### INSTRUCTIONS TO FOLLOW
I'd like every entry returned exactly as it is, with the images left out.

### AVAILABLE DATA
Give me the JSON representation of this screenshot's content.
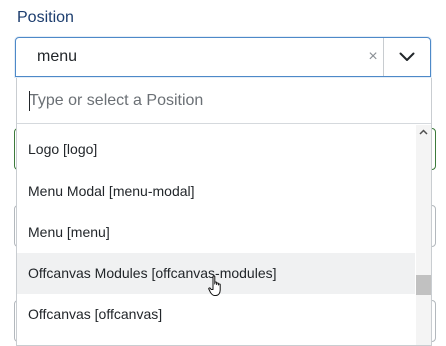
{
  "field": {
    "label": "Position",
    "value": "menu",
    "clear_symbol": "×",
    "toggle_icon": "chevron-down-icon"
  },
  "dropdown": {
    "search_placeholder": "Type or select a Position",
    "items": [
      {
        "label": "Logo [logo]"
      },
      {
        "label": "Menu Modal [menu-modal]"
      },
      {
        "label": "Menu [menu]"
      },
      {
        "label": "Offcanvas Modules [offcanvas-modules]",
        "hovered": true
      },
      {
        "label": "Offcanvas [offcanvas]"
      }
    ]
  },
  "colors": {
    "label": "#1c3d6e",
    "focus_border": "#4d89c8",
    "hover_bg": "#f0f1f2",
    "valid_border": "#3c7a3b"
  }
}
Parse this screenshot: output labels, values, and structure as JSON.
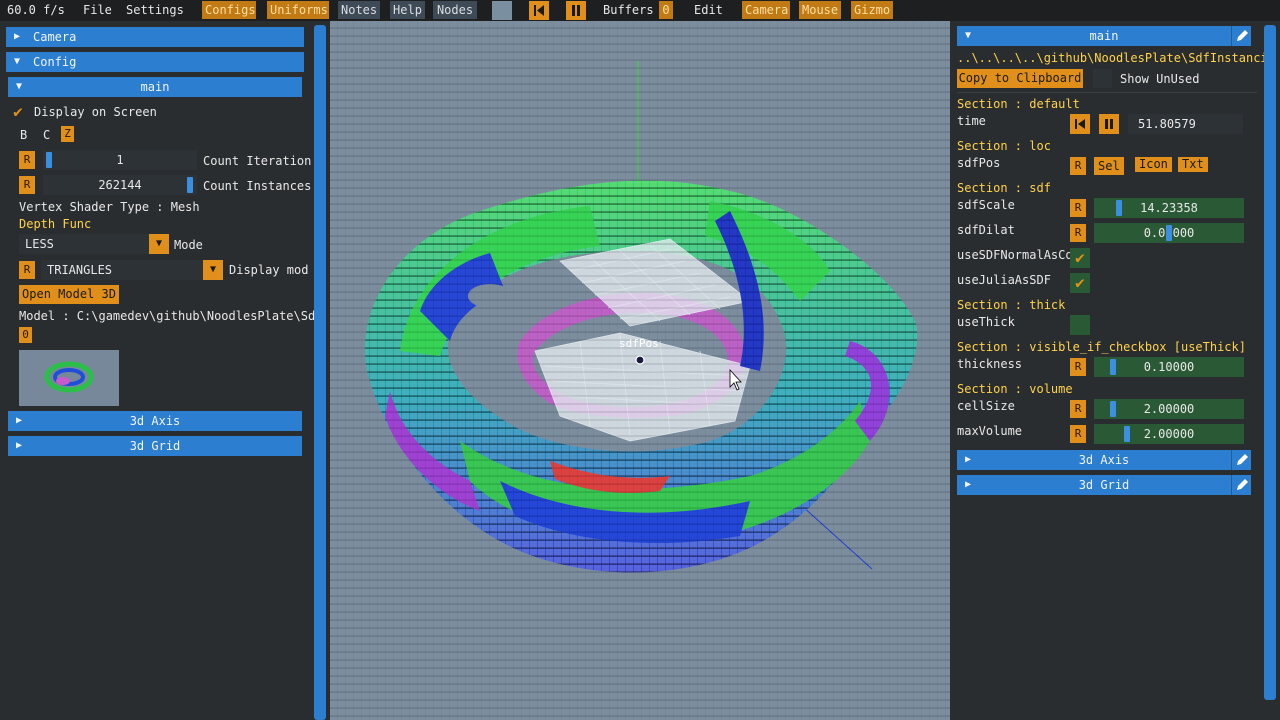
{
  "menubar": {
    "fps": "60.0 f/s",
    "file": "File",
    "settings": "Settings",
    "configs": "Configs",
    "uniforms": "Uniforms",
    "notes": "Notes",
    "help": "Help",
    "nodes": "Nodes",
    "buffers": "Buffers",
    "buffers_count": "0",
    "edit": "Edit",
    "camera": "Camera",
    "mouse": "Mouse",
    "gizmo": "Gizmo"
  },
  "left": {
    "camera": "Camera",
    "config": "Config",
    "main": "main",
    "display_on_screen": "Display on Screen",
    "b": "B",
    "c": "C",
    "z": "Z",
    "r": "R",
    "iter_value": "1",
    "iter_label": "Count Iteration",
    "inst_value": "262144",
    "inst_label": "Count Instances",
    "vertex_shader": "Vertex Shader Type : Mesh",
    "depth_func": "Depth Func",
    "mode_value": "LESS",
    "mode_label": "Mode",
    "display_value": "TRIANGLES",
    "display_label": "Display mod",
    "open_model": "Open Model 3D",
    "model_path": "Model : C:\\gamedev\\github\\NoodlesPlate\\Sd",
    "zero": "0",
    "axis": "3d Axis",
    "grid": "3d Grid"
  },
  "viewport": {
    "gizmo_label": "sdfPos"
  },
  "right": {
    "main": "main",
    "path": "..\\..\\..\\..\\github\\NoodlesPlate\\SdfInstanci",
    "copy": "Copy to Clipboard",
    "show_unused": "Show UnUsed",
    "sec_default": "Section : default",
    "time": "time",
    "time_value": "51.80579",
    "sec_loc": "Section : loc",
    "sdfpos": "sdfPos",
    "r": "R",
    "sel": "Sel",
    "icon": "Icon",
    "txt": "Txt",
    "sec_sdf": "Section : sdf",
    "sdfscale": "sdfScale",
    "sdfscale_value": "14.23358",
    "sdfdilat": "sdfDilat",
    "sdfdilat_value": "0.00000",
    "use_normal": "useSDFNormalAsCo",
    "use_julia": "useJuliaAsSDF",
    "sec_thick": "Section : thick",
    "use_thick": "useThick",
    "sec_visible": "Section : visible_if_checkbox [useThick]",
    "thickness": "thickness",
    "thickness_value": "0.10000",
    "sec_volume": "Section : volume",
    "cellsize": "cellSize",
    "cellsize_value": "2.00000",
    "maxvolume": "maxVolume",
    "maxvolume_value": "2.00000",
    "axis": "3d Axis",
    "grid": "3d Grid"
  }
}
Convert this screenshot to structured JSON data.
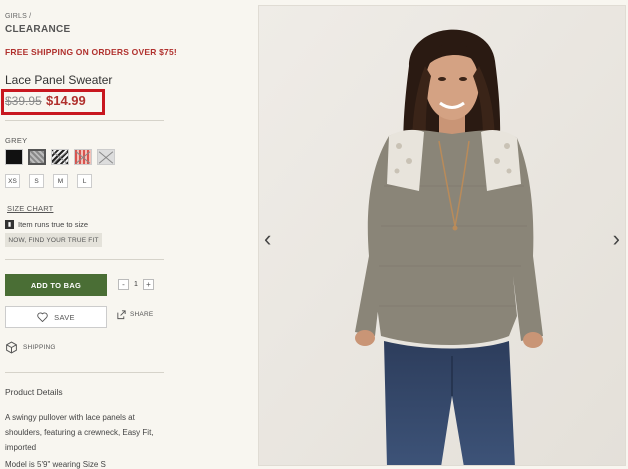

### SOLUTION
Give me the JSON representation of this screenshot's content.
{
  "field": {
    "label": "Position",
    "value": "menu",
    "clear_symbol": "×",
    "toggle_icon": "chevron-down-icon"
  },
  "dropdown": {
    "search_placeholder": "Type or select a Position",
    "items": [
      {
        "label": "Logo [logo]"
      },
      {
        "label": "Menu Modal [menu-modal]"
      },
      {
        "label": "Menu [menu]"
      },
      {
        "label": "Offcanvas Modules [offcanvas-modules]",
        "hovered": true
      },
      {
        "label": "Offcanvas [offcanvas]"
      }
    ]
  },
  "colors": {
    "label": "#1c3d6e",
    "focus_border": "#4d89c8",
    "hover_bg": "#f0f1f2",
    "valid_border": "#3c7a3b"
  }
}
Parse this screenshot: output labels, values, and structure as JSON.
{
  "menubar": {
    "fps": "60.0 f/s",
    "file": "File",
    "settings": "Settings",
    "configs": "Configs",
    "uniforms": "Uniforms",
    "notes": "Notes",
    "help": "Help",
    "nodes": "Nodes",
    "buffers": "Buffers",
    "buffers_count": "0",
    "edit": "Edit",
    "camera": "Camera",
    "mouse": "Mouse",
    "gizmo": "Gizmo"
  },
  "left": {
    "camera": "Camera",
    "config": "Config",
    "main": "main",
    "display_on_screen": "Display on Screen",
    "b": "B",
    "c": "C",
    "z": "Z",
    "r": "R",
    "iter_value": "1",
    "iter_label": "Count Iteration",
    "inst_value": "262144",
    "inst_label": "Count Instances",
    "vertex_shader": "Vertex Shader Type : Mesh",
    "depth_func": "Depth Func",
    "mode_value": "LESS",
    "mode_label": "Mode",
    "display_value": "TRIANGLES",
    "display_label": "Display mod",
    "open_model": "Open Model 3D",
    "model_path": "Model : C:\\gamedev\\github\\NoodlesPlate\\Sd",
    "zero": "0",
    "axis": "3d Axis",
    "grid": "3d Grid"
  },
  "viewport": {
    "gizmo_label": "sdfPos"
  },
  "right": {
    "main": "main",
    "path": "..\\..\\..\\..\\github\\NoodlesPlate\\SdfInstanci",
    "copy": "Copy to Clipboard",
    "show_unused": "Show UnUsed",
    "sec_default": "Section : default",
    "time": "time",
    "time_value": "51.80579",
    "sec_loc": "Section : loc",
    "sdfpos": "sdfPos",
    "r": "R",
    "sel": "Sel",
    "icon": "Icon",
    "txt": "Txt",
    "sec_sdf": "Section : sdf",
    "sdfscale": "sdfScale",
    "sdfscale_value": "14.23358",
    "sdfdilat": "sdfDilat",
    "sdfdilat_value": "0.00000",
    "use_normal": "useSDFNormalAsCo",
    "use_julia": "useJuliaAsSDF",
    "sec_thick": "Section : thick",
    "use_thick": "useThick",
    "sec_visible": "Section : visible_if_checkbox [useThick]",
    "thickness": "thickness",
    "thickness_value": "0.10000",
    "sec_volume": "Section : volume",
    "cellsize": "cellSize",
    "cellsize_value": "2.00000",
    "maxvolume": "maxVolume",
    "maxvolume_value": "2.00000",
    "axis": "3d Axis",
    "grid": "3d Grid"
  }
}
Convert this screenshot to structured JSON data.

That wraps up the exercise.